▶ **Exercise requirements**
Every line in the records below that holds "Load" must be identified and copied.

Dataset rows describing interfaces

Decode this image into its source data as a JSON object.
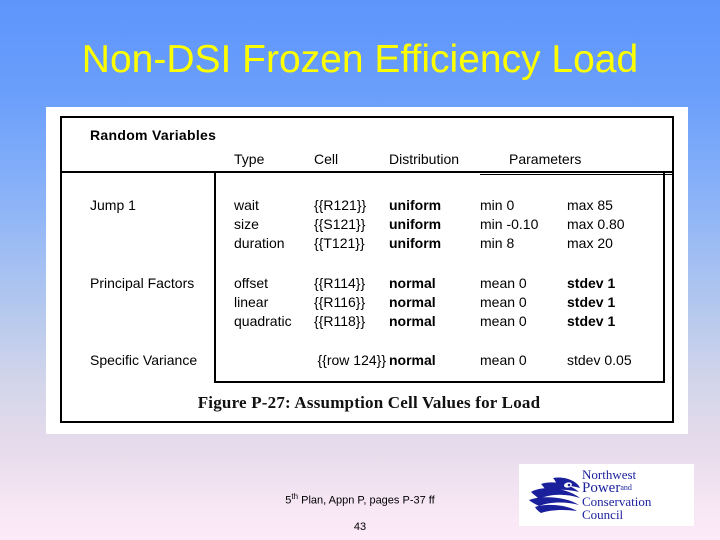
{
  "slide": {
    "title": "Non-DSI Frozen Efficiency Load",
    "title_color": "#ffff00",
    "background_top_color": "#5d95fb",
    "background_bottom_color": "#fdeaf8"
  },
  "figure": {
    "section_label": "Random Variables",
    "columns": [
      "Type",
      "Cell",
      "Distribution",
      "Parameters"
    ],
    "groups": [
      {
        "label": "Jump 1",
        "rows": [
          {
            "type": "wait",
            "cell": "{{R121}}",
            "distribution": "uniform",
            "param1": "min 0",
            "param2": "max 85"
          },
          {
            "type": "size",
            "cell": "{{S121}}",
            "distribution": "uniform",
            "param1": "min -0.10",
            "param2": "max 0.80"
          },
          {
            "type": "duration",
            "cell": "{{T121}}",
            "distribution": "uniform",
            "param1": "min 8",
            "param2": "max 20"
          }
        ]
      },
      {
        "label": "Principal Factors",
        "rows": [
          {
            "type": "offset",
            "cell": "{{R114}}",
            "distribution": "normal",
            "param1": "mean 0",
            "param2": "stdev 1"
          },
          {
            "type": "linear",
            "cell": "{{R116}}",
            "distribution": "normal",
            "param1": "mean 0",
            "param2": "stdev 1"
          },
          {
            "type": "quadratic",
            "cell": "{{R118}}",
            "distribution": "normal",
            "param1": "mean 0",
            "param2": "stdev 1"
          }
        ]
      },
      {
        "label": "Specific Variance",
        "rows": [
          {
            "type": "",
            "cell": "{{row 124}}",
            "distribution": "normal",
            "param1": "mean 0",
            "param2": "stdev 0.05"
          }
        ]
      }
    ],
    "caption": "Figure P-27:  Assumption Cell Values for Load"
  },
  "footer": {
    "source_prefix": "5",
    "source_superscript": "th",
    "source_rest": " Plan, Appn P, pages P-37 ff",
    "page_number": "43"
  },
  "logo": {
    "line1": "Northwest",
    "line2": "Power",
    "line2_small": "and",
    "line3": "Conservation",
    "line4": "Council",
    "color": "#1a1f9c",
    "mark": "fish-wave-emblem"
  }
}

▶ **Result for this exercise**
    "title": "Non-DSI Frozen Efficiency Load",
    "caption": "Figure P-27:  Assumption Cell Values for Load"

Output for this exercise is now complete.